• Home
  • online community

online community

Share |

Goodbye, Omidyar.net

Online communities with causes at their core show promise for persisting

Usually, when an online community shuts down, it's an admission of failure: not enough time or staff to keep the trolls at bay; people drifting away after an initial surge of interest gives way to a lack of a compelling reason to participate; a divisive internal conflict or catastrophic technical collapse. (And sometimes the community's hosts - or their financial backers - just plain lose interest.)

Share |

Can The Tyee save online commenting? Here's hoping.

Effective online commenting for media sites

Things are changing at The Tyee, a Vancouver-based news and commentary site. Home to some of the best alternative coverage of issues and ideas in Canada, The Tyee's discussion threads were also becoming home to something a lot less welcome: vicious grudge matches among a handful of participants.

Readers were growing used to seeing interminable bouts of tit-for-tat insults, and would-be commenters were losing their appetite for taking jumping into the fray. It wasn't affecting every thread, but politicial discussions in particular had become dominated by a few angry belligerents.

Share |

How to make friends on social networks

Making friends in the real world can be hard. You need to overcome issues of trust, intimacy, vulnerability and, sometimes, conflicting loyalties. But the payoff matches the effort: a good friend is invaluable.

Share |

High-speed organizing on Facebook
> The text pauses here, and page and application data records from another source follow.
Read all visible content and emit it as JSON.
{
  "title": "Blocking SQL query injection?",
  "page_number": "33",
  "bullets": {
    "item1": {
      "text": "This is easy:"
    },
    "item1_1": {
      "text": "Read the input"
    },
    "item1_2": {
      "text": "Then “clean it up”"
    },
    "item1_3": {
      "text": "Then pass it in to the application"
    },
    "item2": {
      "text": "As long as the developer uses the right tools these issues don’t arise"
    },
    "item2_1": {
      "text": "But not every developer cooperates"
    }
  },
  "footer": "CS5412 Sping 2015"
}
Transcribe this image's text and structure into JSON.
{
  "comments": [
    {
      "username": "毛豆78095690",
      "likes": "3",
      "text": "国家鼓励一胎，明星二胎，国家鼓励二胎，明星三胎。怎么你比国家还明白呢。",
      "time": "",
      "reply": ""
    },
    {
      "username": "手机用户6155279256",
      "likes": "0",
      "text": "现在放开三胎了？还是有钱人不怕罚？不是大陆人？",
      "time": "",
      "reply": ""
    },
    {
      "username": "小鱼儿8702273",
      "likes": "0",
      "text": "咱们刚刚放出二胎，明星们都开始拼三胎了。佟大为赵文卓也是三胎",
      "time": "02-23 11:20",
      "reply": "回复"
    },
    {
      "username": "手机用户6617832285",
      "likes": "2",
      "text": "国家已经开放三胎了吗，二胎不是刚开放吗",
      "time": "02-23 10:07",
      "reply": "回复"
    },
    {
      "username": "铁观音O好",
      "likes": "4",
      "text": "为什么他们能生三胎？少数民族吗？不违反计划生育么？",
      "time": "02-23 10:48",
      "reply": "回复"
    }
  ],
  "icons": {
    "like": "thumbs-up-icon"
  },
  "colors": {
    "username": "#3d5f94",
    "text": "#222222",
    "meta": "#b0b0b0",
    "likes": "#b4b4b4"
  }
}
30 Days of Sustainability's Turn It Off campaign grows participation with Facebook

Share |

When online communities attack! Keeping your site hate-free

A campaign of attacks on a much-loved blogger (click here for the background) has reignited a long-running debate over civil online behaviour. One leading voice in the social web has gone so far as to call for a blogger code of conduct.

Share |

ChangeEverything.ca becoming a launch platform for great ideas

Just as you can never really tell if an online community will really take off, you also really don't know what form that success will take.

Share |

ChangeEverything.ca: Setting the stage for participation

Share |

Helping users to help users

Grow your community by making it easy for newcomers to ask questions... and answer them

There's a superb post by Kathy Sierra at the Creating Passionate Users blog about user-submitted questions and answers, which are at the heart of many online communities – especially the ones built around forums.

Here's how questions and answers typically work on those sites:

Share |

Credit unions and online community

There's a great article by Kevin Hogan in the latest issue of Credit Union Management, all about how credit unions are using online communities like blogs to engage members and the public. It's required reading for folks in that industry, but it's also a great general-purpose organizational blogging primer.

Share |

Reflected glory marketing: building brand with Web 2.0

Web marketing 1.0 taught companies one simple principle: brand big. Make your brand visible and consistent by spreading your logo and brand message across your site (ideally with a few demonstrations of your web team’s Flash prowess) and throughout the Internet (through the awesome power of banner ads).

That approach worked great – or at least ok – in the era of content push. But while a great Web 1.0 site was as good as the marketing and web team behind it, a good Web 2.0 site is only as good as the people who contribute to it. And that makes all the difference.

You can have the best web developers in the city and the smartest marketers in the country, but if your customers don’t want to play – if they don’t want to put their words, profiles, voices, photos or videos on your site – you’re going to have a hard time creating a Web 2.0 community.

The trick is creating a site where people want to play. For a few lucky brands – like media companies, Nike or Apple – customers care enough about the product or brand that they’re happy to come and talk about your products. For everybody else, the best way to tap the power of Web 2.0 is to create an online community that has intrinsic value, and let the activities of that community reflect positively on the parent company's brand.

Social Signal on...

RSS feedTwitterFacebookGoogle+

Work Smarter with Evernote

Get more out of Evernote with Alexandra Samuel's great new ebook, the first in the Harvard Business Press Work Smarter with Social Media series!

Available on Amazon, iTunes and HBR.